EXERCISE GOAL:
Return each line of the entries that holds the string "Helper".

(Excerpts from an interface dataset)
%%
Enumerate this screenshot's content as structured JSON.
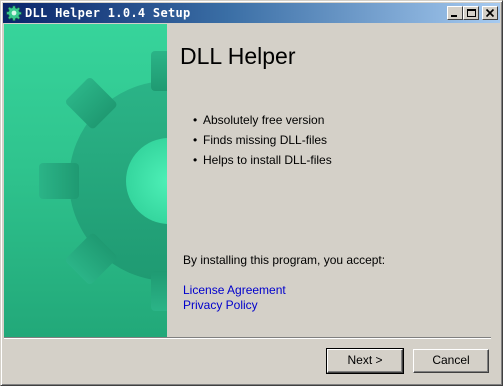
{
  "window": {
    "title": "DLL Helper 1.0.4 Setup",
    "icon": "gear-icon"
  },
  "titlebar_buttons": {
    "minimize": "minimize-icon",
    "maximize": "maximize-icon",
    "close": "close-icon"
  },
  "sidebar": {
    "graphic": "gear-icon",
    "colors": {
      "light": "#37d49b",
      "dark": "#22a879"
    }
  },
  "main": {
    "title": "DLL Helper",
    "features": [
      "Absolutely free version",
      "Finds missing DLL-files",
      "Helps to install DLL-files"
    ],
    "accept_text": "By installing this program, you accept:",
    "links": {
      "license": "License Agreement",
      "privacy": "Privacy Policy"
    },
    "link_color": "#0000cc"
  },
  "footer": {
    "next_label": "Next >",
    "cancel_label": "Cancel"
  }
}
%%
ANSWER SPACE:
    "title": "DLL Helper 1.0.4 Setup",
    "title": "DLL Helper",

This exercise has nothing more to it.